Buenos Aires : Across Latin America, there are people registered with names like Hitler, Lenin, Superman, Frankenstein or even the much less threatening Mickey Mouse.
There are names like Burger King and even Burguer King (with the extra u, as the brand would be pronounced in Spanish), Voltaire and Volter, Yoni (from Johnny) and Maiquel (from Michael).
The government of controversial Venezuelan President Hugo Chavez caused a stir recently by formally introducing a bill to restrict the creativity of parents in naming their children, and the authorities in Ecuador and other countries have attempted to do likewise.

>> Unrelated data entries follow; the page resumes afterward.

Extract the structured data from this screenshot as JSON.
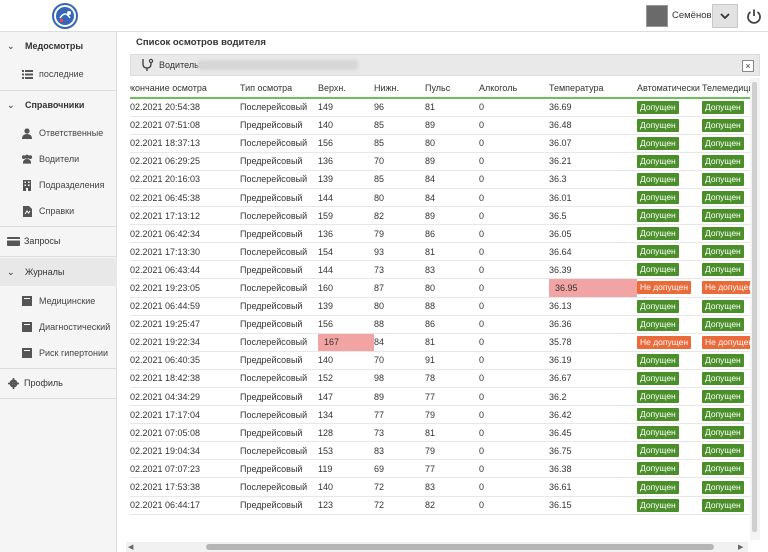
{
  "header": {
    "user_name": "Семёнов...",
    "colors": {
      "brand": "#3566b8"
    }
  },
  "sidebar": {
    "groups": [
      {
        "label": "Медосмотры",
        "items": [
          {
            "label": "последние",
            "icon": "list-icon"
          }
        ]
      },
      {
        "label": "Справочники",
        "items": [
          {
            "label": "Ответственные",
            "icon": "person-icon"
          },
          {
            "label": "Водители",
            "icon": "people-icon"
          },
          {
            "label": "Подразделения",
            "icon": "building-icon"
          },
          {
            "label": "Справки",
            "icon": "document-icon"
          }
        ]
      }
    ],
    "requests": {
      "label": "Запросы",
      "icon": "card-icon"
    },
    "journals": {
      "label": "Журналы",
      "items": [
        {
          "label": "Медицинские",
          "icon": "book-icon"
        },
        {
          "label": "Диагностический",
          "icon": "book-icon"
        },
        {
          "label": "Риск гипертонии",
          "icon": "book-icon"
        }
      ]
    },
    "profile": {
      "label": "Профиль",
      "icon": "gear-icon"
    }
  },
  "main": {
    "title": "Список осмотров водителя",
    "driver_label": "Водитель:",
    "columns": [
      "Окончание осмотра",
      "Тип осмотра",
      "Верхн.",
      "Нижн.",
      "Пульс",
      "Алкоголь",
      "Температура",
      "Автоматически",
      "Телемедицина"
    ],
    "rows": [
      [
        "02.2021 20:54:38",
        "Послерейсовый",
        "149",
        "96",
        "81",
        "0",
        "36.69",
        "Допущен",
        "Допущен"
      ],
      [
        "02.2021 07:51:08",
        "Предрейсовый",
        "140",
        "85",
        "89",
        "0",
        "36.48",
        "Допущен",
        "Допущен"
      ],
      [
        "02.2021 18:37:13",
        "Послерейсовый",
        "156",
        "85",
        "80",
        "0",
        "36.07",
        "Допущен",
        "Допущен"
      ],
      [
        "02.2021 06:29:25",
        "Предрейсовый",
        "136",
        "70",
        "89",
        "0",
        "36.21",
        "Допущен",
        "Допущен"
      ],
      [
        "02.2021 20:16:03",
        "Послерейсовый",
        "139",
        "85",
        "84",
        "0",
        "36.3",
        "Допущен",
        "Допущен"
      ],
      [
        "02.2021 06:45:38",
        "Предрейсовый",
        "144",
        "80",
        "84",
        "0",
        "36.01",
        "Допущен",
        "Допущен"
      ],
      [
        "02.2021 17:13:12",
        "Послерейсовый",
        "159",
        "82",
        "89",
        "0",
        "36.5",
        "Допущен",
        "Допущен"
      ],
      [
        "02.2021 06:42:34",
        "Предрейсовый",
        "136",
        "79",
        "86",
        "0",
        "36.05",
        "Допущен",
        "Допущен"
      ],
      [
        "02.2021 17:13:30",
        "Послерейсовый",
        "154",
        "93",
        "81",
        "0",
        "36.64",
        "Допущен",
        "Допущен"
      ],
      [
        "02.2021 06:43:44",
        "Предрейсовый",
        "144",
        "73",
        "83",
        "0",
        "36.39",
        "Допущен",
        "Допущен"
      ],
      [
        "02.2021 19:23:05",
        "Послерейсовый",
        "160",
        "87",
        "80",
        "0",
        "36.95",
        "Не допущен",
        "Не допущен"
      ],
      [
        "02.2021 06:44:59",
        "Предрейсовый",
        "139",
        "80",
        "88",
        "0",
        "36.13",
        "Допущен",
        "Допущен"
      ],
      [
        "02.2021 19:25:47",
        "Предрейсовый",
        "156",
        "88",
        "86",
        "0",
        "36.36",
        "Допущен",
        "Допущен"
      ],
      [
        "02.2021 19:22:34",
        "Послерейсовый",
        "167",
        "84",
        "81",
        "0",
        "35.78",
        "Не допущен",
        "Не допущен"
      ],
      [
        "02.2021 06:40:35",
        "Предрейсовый",
        "140",
        "70",
        "91",
        "0",
        "36.19",
        "Допущен",
        "Допущен"
      ],
      [
        "02.2021 18:42:38",
        "Послерейсовый",
        "152",
        "98",
        "78",
        "0",
        "36.67",
        "Допущен",
        "Допущен"
      ],
      [
        "02.2021 04:34:29",
        "Предрейсовый",
        "147",
        "89",
        "77",
        "0",
        "36.2",
        "Допущен",
        "Допущен"
      ],
      [
        "02.2021 17:17:04",
        "Послерейсовый",
        "134",
        "77",
        "79",
        "0",
        "36.42",
        "Допущен",
        "Допущен"
      ],
      [
        "02.2021 07:05:08",
        "Предрейсовый",
        "128",
        "73",
        "81",
        "0",
        "36.45",
        "Допущен",
        "Допущен"
      ],
      [
        "02.2021 19:04:34",
        "Послерейсовый",
        "153",
        "83",
        "79",
        "0",
        "36.75",
        "Допущен",
        "Допущен"
      ],
      [
        "02.2021 07:07:23",
        "Предрейсовый",
        "119",
        "69",
        "77",
        "0",
        "36.38",
        "Допущен",
        "Допущен"
      ],
      [
        "02.2021 17:53:38",
        "Послерейсовый",
        "140",
        "72",
        "83",
        "0",
        "36.61",
        "Допущен",
        "Допущен"
      ],
      [
        "02.2021 06:44:17",
        "Предрейсовый",
        "123",
        "72",
        "82",
        "0",
        "36.15",
        "Допущен",
        "Допущен"
      ]
    ],
    "highlight_cells": [
      {
        "row": 10,
        "col": 6
      },
      {
        "row": 13,
        "col": 2
      }
    ],
    "colors": {
      "ok": "#4a8f2a",
      "bad": "#ea6a3a",
      "highlight": "#f2a4a4",
      "header_line": "#6cbf5b"
    }
  }
}
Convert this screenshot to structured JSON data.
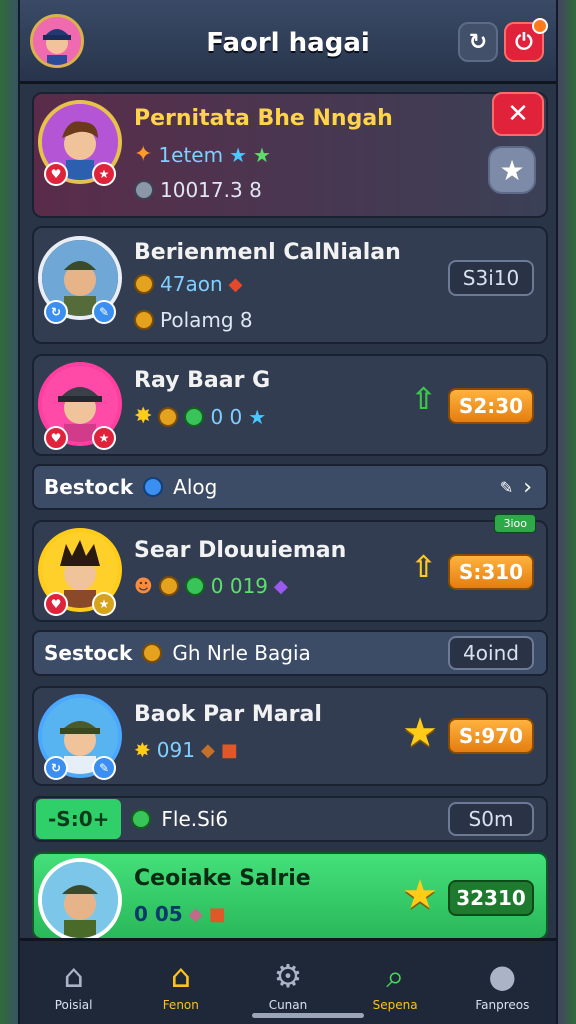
{
  "header": {
    "title": "Faorl hagai",
    "refresh_icon": "refresh-icon",
    "power_icon": "power-icon"
  },
  "rows": [
    {
      "name": "Pernitata Bhe Nngah",
      "line1": "1etem",
      "line2": "10017.3 8"
    },
    {
      "name": "Berienmenl CalNialan",
      "line1": "47aon",
      "line2": "Polamg 8",
      "price": "S3i10"
    },
    {
      "name": "Ray Baar G",
      "line1": "0 0",
      "price": "S2:30"
    },
    {
      "name": "Sear Dlouuieman",
      "line1": "0 019",
      "price": "S:310"
    },
    {
      "name": "Baok Par Maral",
      "line1": "091",
      "price": "S:970"
    },
    {
      "name": "Ceoiake Salrie",
      "line1": "0 05",
      "price": "32310"
    }
  ],
  "sections": [
    {
      "label": "Bestock",
      "text": "Alog"
    },
    {
      "label": "Sestock",
      "text": "Gh Nrle Bagia",
      "button": "4oind"
    },
    {
      "label": "-S:0+",
      "text": "Fle.Si6",
      "button": "S0m"
    }
  ],
  "tag_green": "3ioo",
  "nav": [
    {
      "label": "Poisial",
      "icon": "home-icon"
    },
    {
      "label": "Fenon",
      "icon": "home-gold-icon"
    },
    {
      "label": "Cunan",
      "icon": "gear-icon"
    },
    {
      "label": "Sepena",
      "icon": "search-icon"
    },
    {
      "label": "Fanpreos",
      "icon": "profile-icon"
    }
  ]
}
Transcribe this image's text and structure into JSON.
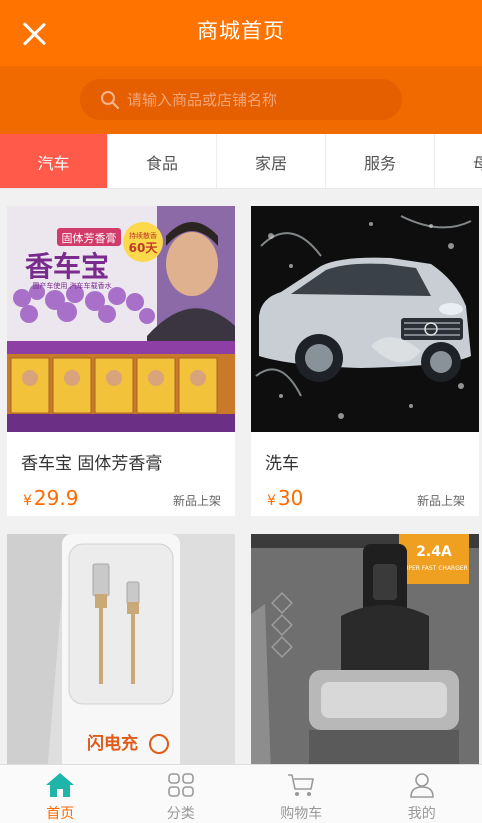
{
  "header": {
    "title": "商城首页"
  },
  "search": {
    "placeholder": "请输入商品或店铺名称"
  },
  "tabs": [
    {
      "label": "汽车",
      "active": true
    },
    {
      "label": "食品",
      "active": false
    },
    {
      "label": "家居",
      "active": false
    },
    {
      "label": "服务",
      "active": false
    },
    {
      "label": "母",
      "active": false
    }
  ],
  "products": [
    {
      "name": "香车宝 固体芳香膏",
      "currency": "¥",
      "price": "29.9",
      "tag": "新品上架",
      "image_text": {
        "brand": "香车宝",
        "ribbon": "固体芳香膏",
        "badge_top": "持续散香",
        "badge_num": "60天",
        "subtitle": "国产车使用 汽车车载香水"
      }
    },
    {
      "name": "洗车",
      "currency": "¥",
      "price": "30",
      "tag": "新品上架"
    },
    {
      "image_text": {
        "logo": "闪电充"
      }
    },
    {
      "image_text": {
        "badge": "2.4A",
        "small": "SUPER FAST CHARGER"
      }
    }
  ],
  "bottom_nav": [
    {
      "label": "首页",
      "icon": "home-icon",
      "active": true
    },
    {
      "label": "分类",
      "icon": "category-icon",
      "active": false
    },
    {
      "label": "购物车",
      "icon": "cart-icon",
      "active": false
    },
    {
      "label": "我的",
      "icon": "user-icon",
      "active": false
    }
  ],
  "colors": {
    "brand": "#ff7300",
    "active_tab": "#ff5a4a",
    "price": "#ff6a00",
    "nav_active": "#ff6a00"
  }
}
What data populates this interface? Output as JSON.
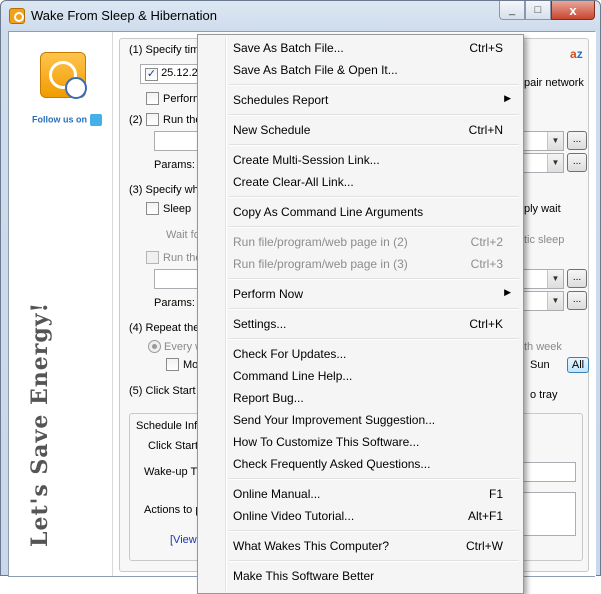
{
  "window": {
    "title": "Wake From Sleep & Hibernation",
    "close_glyph": "x",
    "min_glyph": "_",
    "max_glyph": "□"
  },
  "left": {
    "follow_text": "Follow us on",
    "slogan": "Let's Save Energy!"
  },
  "main": {
    "step1": "(1) Specify time",
    "date_value": "25.12.20",
    "perform": "Perform",
    "pair_network": "pair network",
    "step2": "(2)",
    "run_the": "Run the",
    "params": "Params:",
    "step3": "(3) Specify what",
    "sleep": "Sleep",
    "ply_wait": "ply wait",
    "wait_for": "Wait for",
    "tic_sleep": "tic sleep",
    "run_the2": "Run the",
    "params2": "Params:",
    "step4": "(4) Repeat thes",
    "every_we": "Every we",
    "th_week": "th week",
    "mon": "Mon",
    "sun": "Sun",
    "all_btn": "All",
    "step5": "(5) Click Start to",
    "to_tray": "o tray",
    "sched_info": "Schedule Info",
    "click_start": "Click Start b",
    "wakeup_time": "Wake-up Tim",
    "actions_to": "Actions to p",
    "view_link": "[View A",
    "browse": "...",
    "az_a": "a",
    "az_z": "z"
  },
  "menu": {
    "items": [
      {
        "label": "Save As Batch File...",
        "shortcut": "Ctrl+S"
      },
      {
        "label": "Save As Batch File & Open It...",
        "shortcut": ""
      },
      {
        "label": "Schedules Report",
        "shortcut": ""
      },
      {
        "label": "New Schedule",
        "shortcut": "Ctrl+N"
      },
      {
        "label": "Create Multi-Session Link...",
        "shortcut": ""
      },
      {
        "label": "Create Clear-All Link...",
        "shortcut": ""
      },
      {
        "label": "Copy As Command Line Arguments",
        "shortcut": ""
      },
      {
        "label": "Run file/program/web page in (2)",
        "shortcut": "Ctrl+2"
      },
      {
        "label": "Run file/program/web page in (3)",
        "shortcut": "Ctrl+3"
      },
      {
        "label": "Perform Now",
        "shortcut": ""
      },
      {
        "label": "Settings...",
        "shortcut": "Ctrl+K"
      },
      {
        "label": "Check For Updates...",
        "shortcut": ""
      },
      {
        "label": "Command Line Help...",
        "shortcut": ""
      },
      {
        "label": "Report Bug...",
        "shortcut": ""
      },
      {
        "label": "Send Your Improvement Suggestion...",
        "shortcut": ""
      },
      {
        "label": "How To Customize This Software...",
        "shortcut": ""
      },
      {
        "label": "Check Frequently Asked Questions...",
        "shortcut": ""
      },
      {
        "label": "Online Manual...",
        "shortcut": "F1"
      },
      {
        "label": "Online Video Tutorial...",
        "shortcut": "Alt+F1"
      },
      {
        "label": "What Wakes This Computer?",
        "shortcut": "Ctrl+W"
      },
      {
        "label": "Make This Software Better",
        "shortcut": ""
      }
    ],
    "submenu_arrow": "▶"
  }
}
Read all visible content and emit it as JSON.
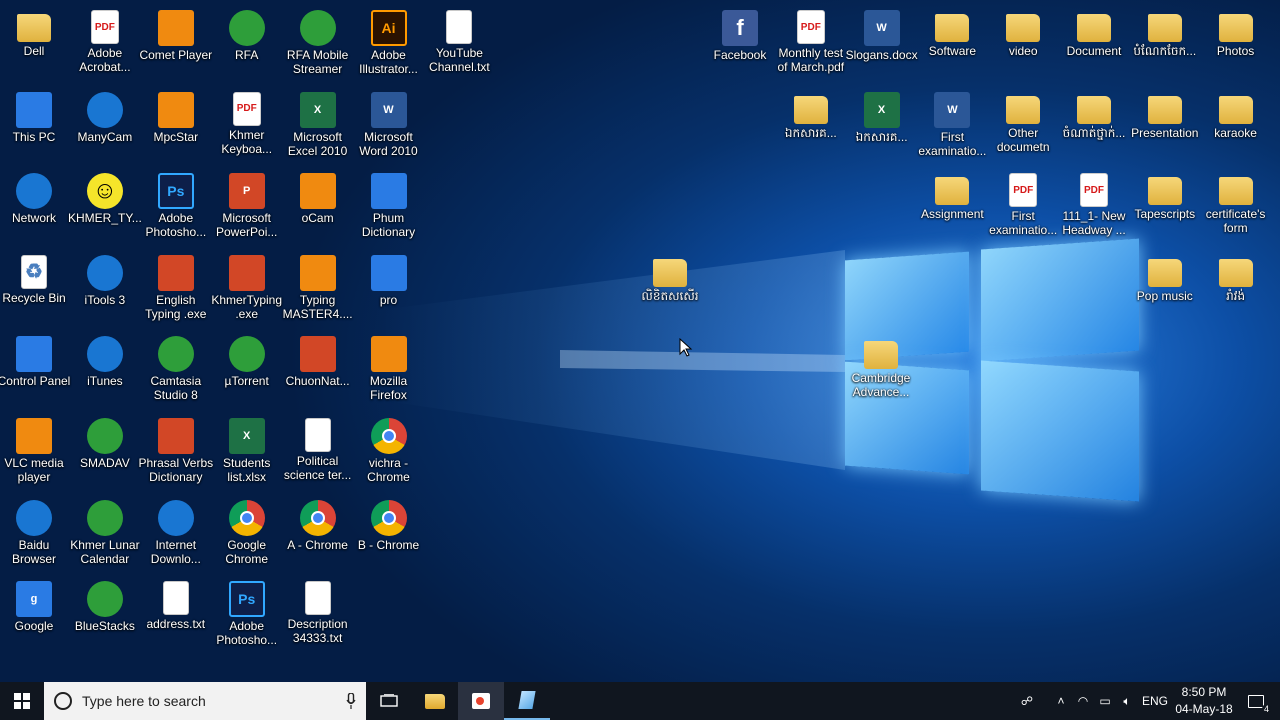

But it is at best bound to take a while.
The Chavez administration, for one, had to withdraw its proposed bill. The practice has deep roots and belongs to regional traditions, and it makes Spanish-language classics like Juan or Ana sound like a person’s parents really did not try hard enough to find a good name for their child.
Across Latin America, there are people with names like Etcetera, Coito (Spanish word for sexual intercourse) or Espiritu Santo (holy spirit), alongside many called John or Robert Kennedy, Richard Nixon, Jefferson, Washington or Napoleon.
In Venezuela, names like Air Jordan, Yesaidu (a variant of “yes, I do”) and Maiparner (from the English “my partner”) are not even rare. There are people named Hochiminh (the late Vietnamese leader), Yusnavy (from “US Navy”) and even Makgiber (from the TV character McGyver).
The practice is by no means new. Jailed terrorist Carlos the Jackal, the Venezuelan-born notorious terrorist who was for decades a member of the Popular Front for Liberation of Palestine (PFLP,) was given the name Ilich (after Lenin’s name in Spanish) Ramirez Sanchez, and his two brothers were called Vladimir and Lenin.
The country’s star footballer of the 1990s was Stalin Rivas, there is a
legislator named Iroshima (Japan’s nuclear-bombed city) Bravo who works
alongside colleagues with apparently made-up names like Maigualida, Aleydis and Zark.
The practice is common in other Latin American countries. Cuban boxers with names like Erislandy, Yuriorkis and Odlanier have made headlines in recent months, and the country has produced Olympic medallists in athletics called Osleidys, Yipsy and Anier.
Other names have comic intent: Yotuel (formed by putting together the Spanish pronouns meaning I, you and he), Yanaci (from the Spanish “ya naci,” “I was born”) and Usmail (from “US Mail”) are striking, as are the more universally graphic Danger and Alien.
In Mexico, there are people called Onecent (pronounced in Spanish) and One Dolar (with one “l”), and several citizens have been registered with the name Masiosare, derived from the national anthem verse “Mas si osare un extrano enemigo” (If a foreign enemy dared).
Venezuela, Mexico, Cuba or Ecuador have for decades featured striking names. The practice is most common in rural areas and is particularly popular in certain regions like Venezuela’s Zulia, Ecuador’s Manabi and Mexico’s Tabasco.
In some towns, like Chone in Ecuador, people appear to compete with each other for the most outrageous names, resulting in ID cards for Ali Baba Cardenas, Mary Nissan Loor and Land Rover Garcia.
Chavez may well be right and some stricter regulations may indeed be in order across the region. But going back to Jose and Maria would be dull.